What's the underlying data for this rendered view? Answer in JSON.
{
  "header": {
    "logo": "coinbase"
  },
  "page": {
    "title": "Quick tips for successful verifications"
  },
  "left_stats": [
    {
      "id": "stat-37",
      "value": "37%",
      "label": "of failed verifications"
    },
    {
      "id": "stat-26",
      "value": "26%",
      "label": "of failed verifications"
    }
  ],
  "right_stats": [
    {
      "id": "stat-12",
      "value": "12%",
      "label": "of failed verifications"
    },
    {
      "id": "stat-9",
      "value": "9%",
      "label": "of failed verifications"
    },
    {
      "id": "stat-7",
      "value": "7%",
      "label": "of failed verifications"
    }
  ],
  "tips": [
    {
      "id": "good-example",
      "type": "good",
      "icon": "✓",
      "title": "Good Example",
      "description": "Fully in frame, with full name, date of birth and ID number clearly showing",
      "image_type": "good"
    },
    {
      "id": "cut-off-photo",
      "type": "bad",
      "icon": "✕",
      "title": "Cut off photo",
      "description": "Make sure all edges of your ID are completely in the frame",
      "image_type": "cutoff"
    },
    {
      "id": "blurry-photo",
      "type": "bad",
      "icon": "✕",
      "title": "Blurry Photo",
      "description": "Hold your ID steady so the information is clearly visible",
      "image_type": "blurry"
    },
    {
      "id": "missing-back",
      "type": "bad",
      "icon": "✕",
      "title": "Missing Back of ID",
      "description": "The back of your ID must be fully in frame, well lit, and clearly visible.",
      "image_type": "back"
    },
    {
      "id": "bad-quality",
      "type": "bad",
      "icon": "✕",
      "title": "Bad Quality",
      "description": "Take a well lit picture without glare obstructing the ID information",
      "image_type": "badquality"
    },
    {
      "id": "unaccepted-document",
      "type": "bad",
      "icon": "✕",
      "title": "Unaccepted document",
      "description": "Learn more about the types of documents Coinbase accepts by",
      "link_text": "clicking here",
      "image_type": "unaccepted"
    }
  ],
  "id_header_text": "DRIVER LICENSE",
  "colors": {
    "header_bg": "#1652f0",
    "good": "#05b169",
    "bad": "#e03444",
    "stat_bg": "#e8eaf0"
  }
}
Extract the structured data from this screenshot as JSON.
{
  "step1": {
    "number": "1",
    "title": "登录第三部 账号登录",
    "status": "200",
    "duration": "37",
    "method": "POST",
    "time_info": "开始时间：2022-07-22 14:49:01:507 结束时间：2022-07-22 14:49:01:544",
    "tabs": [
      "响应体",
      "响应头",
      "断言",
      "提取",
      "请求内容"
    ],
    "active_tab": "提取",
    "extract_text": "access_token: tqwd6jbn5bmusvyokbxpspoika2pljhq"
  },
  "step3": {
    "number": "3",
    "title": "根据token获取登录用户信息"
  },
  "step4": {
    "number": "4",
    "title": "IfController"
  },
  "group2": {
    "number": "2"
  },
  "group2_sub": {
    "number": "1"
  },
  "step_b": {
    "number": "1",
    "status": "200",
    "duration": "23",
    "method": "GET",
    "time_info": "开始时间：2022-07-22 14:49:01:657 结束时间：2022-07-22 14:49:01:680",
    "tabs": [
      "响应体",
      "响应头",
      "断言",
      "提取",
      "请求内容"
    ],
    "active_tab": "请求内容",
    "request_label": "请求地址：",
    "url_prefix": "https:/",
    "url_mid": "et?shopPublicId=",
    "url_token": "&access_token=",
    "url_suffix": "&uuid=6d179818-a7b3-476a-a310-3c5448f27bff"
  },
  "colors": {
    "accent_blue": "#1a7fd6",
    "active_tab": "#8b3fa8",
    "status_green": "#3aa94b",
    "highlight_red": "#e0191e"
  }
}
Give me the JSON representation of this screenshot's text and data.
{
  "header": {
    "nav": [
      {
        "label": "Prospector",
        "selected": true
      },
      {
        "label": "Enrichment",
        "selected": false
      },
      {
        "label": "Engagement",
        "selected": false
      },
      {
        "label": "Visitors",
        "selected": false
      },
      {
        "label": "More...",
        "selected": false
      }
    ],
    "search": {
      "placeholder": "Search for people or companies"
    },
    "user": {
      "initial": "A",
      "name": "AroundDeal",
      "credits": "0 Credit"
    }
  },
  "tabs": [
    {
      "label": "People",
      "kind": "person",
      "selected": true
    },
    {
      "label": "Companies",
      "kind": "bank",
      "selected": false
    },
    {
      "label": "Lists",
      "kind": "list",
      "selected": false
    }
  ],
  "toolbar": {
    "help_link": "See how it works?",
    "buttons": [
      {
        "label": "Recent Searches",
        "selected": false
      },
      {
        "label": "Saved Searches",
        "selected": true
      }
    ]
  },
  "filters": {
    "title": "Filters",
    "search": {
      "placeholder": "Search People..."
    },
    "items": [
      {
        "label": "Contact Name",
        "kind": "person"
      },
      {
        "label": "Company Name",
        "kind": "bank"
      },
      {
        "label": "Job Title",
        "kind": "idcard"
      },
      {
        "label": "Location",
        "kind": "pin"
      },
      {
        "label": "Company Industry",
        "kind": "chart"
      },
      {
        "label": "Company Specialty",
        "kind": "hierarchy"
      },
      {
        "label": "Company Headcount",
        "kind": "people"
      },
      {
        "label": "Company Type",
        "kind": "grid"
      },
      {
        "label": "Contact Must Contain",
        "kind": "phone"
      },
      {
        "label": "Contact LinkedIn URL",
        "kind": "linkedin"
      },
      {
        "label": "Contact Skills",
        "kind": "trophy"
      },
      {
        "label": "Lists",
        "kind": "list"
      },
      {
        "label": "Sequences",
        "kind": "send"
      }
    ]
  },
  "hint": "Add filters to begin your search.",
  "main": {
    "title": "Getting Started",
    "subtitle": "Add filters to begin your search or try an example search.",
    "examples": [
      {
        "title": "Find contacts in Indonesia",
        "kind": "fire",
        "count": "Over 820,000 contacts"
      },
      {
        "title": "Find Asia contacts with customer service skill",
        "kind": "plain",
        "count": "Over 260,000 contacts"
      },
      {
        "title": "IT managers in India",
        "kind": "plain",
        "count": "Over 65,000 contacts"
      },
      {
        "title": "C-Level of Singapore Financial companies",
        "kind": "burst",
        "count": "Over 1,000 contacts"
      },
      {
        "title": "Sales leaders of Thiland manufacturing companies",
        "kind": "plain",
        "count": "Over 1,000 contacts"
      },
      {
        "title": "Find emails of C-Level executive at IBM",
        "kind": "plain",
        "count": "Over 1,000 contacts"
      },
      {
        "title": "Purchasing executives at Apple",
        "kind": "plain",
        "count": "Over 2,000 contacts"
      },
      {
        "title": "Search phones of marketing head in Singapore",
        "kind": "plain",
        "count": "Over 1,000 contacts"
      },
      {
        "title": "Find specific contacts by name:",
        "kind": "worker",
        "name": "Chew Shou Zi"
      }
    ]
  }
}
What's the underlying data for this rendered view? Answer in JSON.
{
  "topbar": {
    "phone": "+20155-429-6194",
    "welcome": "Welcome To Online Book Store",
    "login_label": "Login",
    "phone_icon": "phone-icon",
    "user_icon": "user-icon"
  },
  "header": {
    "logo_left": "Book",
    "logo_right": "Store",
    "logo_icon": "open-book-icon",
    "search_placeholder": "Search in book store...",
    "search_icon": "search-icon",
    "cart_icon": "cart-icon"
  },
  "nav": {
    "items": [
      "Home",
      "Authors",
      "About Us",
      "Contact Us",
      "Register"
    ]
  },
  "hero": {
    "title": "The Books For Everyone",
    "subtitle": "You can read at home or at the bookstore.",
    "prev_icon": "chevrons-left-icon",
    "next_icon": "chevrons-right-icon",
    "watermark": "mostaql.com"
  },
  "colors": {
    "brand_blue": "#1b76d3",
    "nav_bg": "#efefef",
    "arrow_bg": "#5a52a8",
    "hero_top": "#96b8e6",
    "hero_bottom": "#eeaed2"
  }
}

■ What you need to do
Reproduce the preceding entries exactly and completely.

■ Answer for this exercise
What's the underlying data for this rendered view? Answer in JSON.
{
  "header": {
    "logo": "coinbase"
  },
  "page": {
    "title": "Quick tips for successful verifications"
  },
  "left_stats": [
    {
      "id": "stat-37",
      "value": "37%",
      "label": "of failed verifications"
    },
    {
      "id": "stat-26",
      "value": "26%",
      "label": "of failed verifications"
    }
  ],
  "right_stats": [
    {
      "id": "stat-12",
      "value": "12%",
      "label": "of failed verifications"
    },
    {
      "id": "stat-9",
      "value": "9%",
      "label": "of failed verifications"
    },
    {
      "id": "stat-7",
      "value": "7%",
      "label": "of failed verifications"
    }
  ],
  "tips": [
    {
      "id": "good-example",
      "type": "good",
      "icon": "✓",
      "title": "Good Example",
      "description": "Fully in frame, with full name, date of birth and ID number clearly showing",
      "image_type": "good"
    },
    {
      "id": "cut-off-photo",
      "type": "bad",
      "icon": "✕",
      "title": "Cut off photo",
      "description": "Make sure all edges of your ID are completely in the frame",
      "image_type": "cutoff"
    },
    {
      "id": "blurry-photo",
      "type": "bad",
      "icon": "✕",
      "title": "Blurry Photo",
      "description": "Hold your ID steady so the information is clearly visible",
      "image_type": "blurry"
    },
    {
      "id": "missing-back",
      "type": "bad",
      "icon": "✕",
      "title": "Missing Back of ID",
      "description": "The back of your ID must be fully in frame, well lit, and clearly visible.",
      "image_type": "back"
    },
    {
      "id": "bad-quality",
      "type": "bad",
      "icon": "✕",
      "title": "Bad Quality",
      "description": "Take a well lit picture without glare obstructing the ID information",
      "image_type": "badquality"
    },
    {
      "id": "unaccepted-document",
      "type": "bad",
      "icon": "✕",
      "title": "Unaccepted document",
      "description": "Learn more about the types of documents Coinbase accepts by",
      "link_text": "clicking here",
      "image_type": "unaccepted"
    }
  ],
  "id_header_text": "DRIVER LICENSE",
  "colors": {
    "header_bg": "#1652f0",
    "good": "#05b169",
    "bad": "#e03444",
    "stat_bg": "#e8eaf0"
  }
}
Extract the structured data from this screenshot as JSON.
{
  "step1": {
    "number": "1",
    "title": "登录第三部 账号登录",
    "status": "200",
    "duration": "37",
    "method": "POST",
    "time_info": "开始时间：2022-07-22 14:49:01:507 结束时间：2022-07-22 14:49:01:544",
    "tabs": [
      "响应体",
      "响应头",
      "断言",
      "提取",
      "请求内容"
    ],
    "active_tab": "提取",
    "extract_text": "access_token: tqwd6jbn5bmusvyokbxpspoika2pljhq"
  },
  "step3": {
    "number": "3",
    "title": "根据token获取登录用户信息"
  },
  "step4": {
    "number": "4",
    "title": "IfController"
  },
  "group2": {
    "number": "2"
  },
  "group2_sub": {
    "number": "1"
  },
  "step_b": {
    "number": "1",
    "status": "200",
    "duration": "23",
    "method": "GET",
    "time_info": "开始时间：2022-07-22 14:49:01:657 结束时间：2022-07-22 14:49:01:680",
    "tabs": [
      "响应体",
      "响应头",
      "断言",
      "提取",
      "请求内容"
    ],
    "active_tab": "请求内容",
    "request_label": "请求地址：",
    "url_prefix": "https:/",
    "url_mid": "et?shopPublicId=",
    "url_token": "&access_token=",
    "url_suffix": "&uuid=6d179818-a7b3-476a-a310-3c5448f27bff"
  },
  "colors": {
    "accent_blue": "#1a7fd6",
    "active_tab": "#8b3fa8",
    "status_green": "#3aa94b",
    "highlight_red": "#e0191e"
  }
}
Give me the JSON representation of this screenshot's text and data.
{
  "header": {
    "nav": [
      {
        "label": "Prospector",
        "selected": true
      },
      {
        "label": "Enrichment",
        "selected": false
      },
      {
        "label": "Engagement",
        "selected": false
      },
      {
        "label": "Visitors",
        "selected": false
      },
      {
        "label": "More...",
        "selected": false
      }
    ],
    "search": {
      "placeholder": "Search for people or companies"
    },
    "user": {
      "initial": "A",
      "name": "AroundDeal",
      "credits": "0 Credit"
    }
  },
  "tabs": [
    {
      "label": "People",
      "kind": "person",
      "selected": true
    },
    {
      "label": "Companies",
      "kind": "bank",
      "selected": false
    },
    {
      "label": "Lists",
      "kind": "list",
      "selected": false
    }
  ],
  "toolbar": {
    "help_link": "See how it works?",
    "buttons": [
      {
        "label": "Recent Searches",
        "selected": false
      },
      {
        "label": "Saved Searches",
        "selected": true
      }
    ]
  },
  "filters": {
    "title": "Filters",
    "search": {
      "placeholder": "Search People..."
    },
    "items": [
      {
        "label": "Contact Name",
        "kind": "person"
      },
      {
        "label": "Company Name",
        "kind": "bank"
      },
      {
        "label": "Job Title",
        "kind": "idcard"
      },
      {
        "label": "Location",
        "kind": "pin"
      },
      {
        "label": "Company Industry",
        "kind": "chart"
      },
      {
        "label": "Company Specialty",
        "kind": "hierarchy"
      },
      {
        "label": "Company Headcount",
        "kind": "people"
      },
      {
        "label": "Company Type",
        "kind": "grid"
      },
      {
        "label": "Contact Must Contain",
        "kind": "phone"
      },
      {
        "label": "Contact LinkedIn URL",
        "kind": "linkedin"
      },
      {
        "label": "Contact Skills",
        "kind": "trophy"
      },
      {
        "label": "Lists",
        "kind": "list"
      },
      {
        "label": "Sequences",
        "kind": "send"
      }
    ]
  },
  "hint": "Add filters to begin your search.",
  "main": {
    "title": "Getting Started",
    "subtitle": "Add filters to begin your search or try an example search.",
    "examples": [
      {
        "title": "Find contacts in Indonesia",
        "kind": "fire",
        "count": "Over 820,000 contacts"
      },
      {
        "title": "Find Asia contacts with customer service skill",
        "kind": "plain",
        "count": "Over 260,000 contacts"
      },
      {
        "title": "IT managers in India",
        "kind": "plain",
        "count": "Over 65,000 contacts"
      },
      {
        "title": "C-Level of Singapore Financial companies",
        "kind": "burst",
        "count": "Over 1,000 contacts"
      },
      {
        "title": "Sales leaders of Thiland manufacturing companies",
        "kind": "plain",
        "count": "Over 1,000 contacts"
      },
      {
        "title": "Find emails of C-Level executive at IBM",
        "kind": "plain",
        "count": "Over 1,000 contacts"
      },
      {
        "title": "Purchasing executives at Apple",
        "kind": "plain",
        "count": "Over 2,000 contacts"
      },
      {
        "title": "Search phones of marketing head in Singapore",
        "kind": "plain",
        "count": "Over 1,000 contacts"
      },
      {
        "title": "Find specific contacts by name:",
        "kind": "worker",
        "name": "Chew Shou Zi"
      }
    ]
  }
}
What's the underlying data for this rendered view? Answer in JSON.
{
  "topbar": {
    "phone": "+20155-429-6194",
    "welcome": "Welcome To Online Book Store",
    "login_label": "Login",
    "phone_icon": "phone-icon",
    "user_icon": "user-icon"
  },
  "header": {
    "logo_left": "Book",
    "logo_right": "Store",
    "logo_icon": "open-book-icon",
    "search_placeholder": "Search in book store...",
    "search_icon": "search-icon",
    "cart_icon": "cart-icon"
  },
  "nav": {
    "items": [
      "Home",
      "Authors",
      "About Us",
      "Contact Us",
      "Register"
    ]
  },
  "hero": {
    "title": "The Books For Everyone",
    "subtitle": "You can read at home or at the bookstore.",
    "prev_icon": "chevrons-left-icon",
    "next_icon": "chevrons-right-icon",
    "watermark": "mostaql.com"
  },
  "colors": {
    "brand_blue": "#1b76d3",
    "nav_bg": "#efefef",
    "arrow_bg": "#5a52a8",
    "hero_top": "#96b8e6",
    "hero_bottom": "#eeaed2"
  }
}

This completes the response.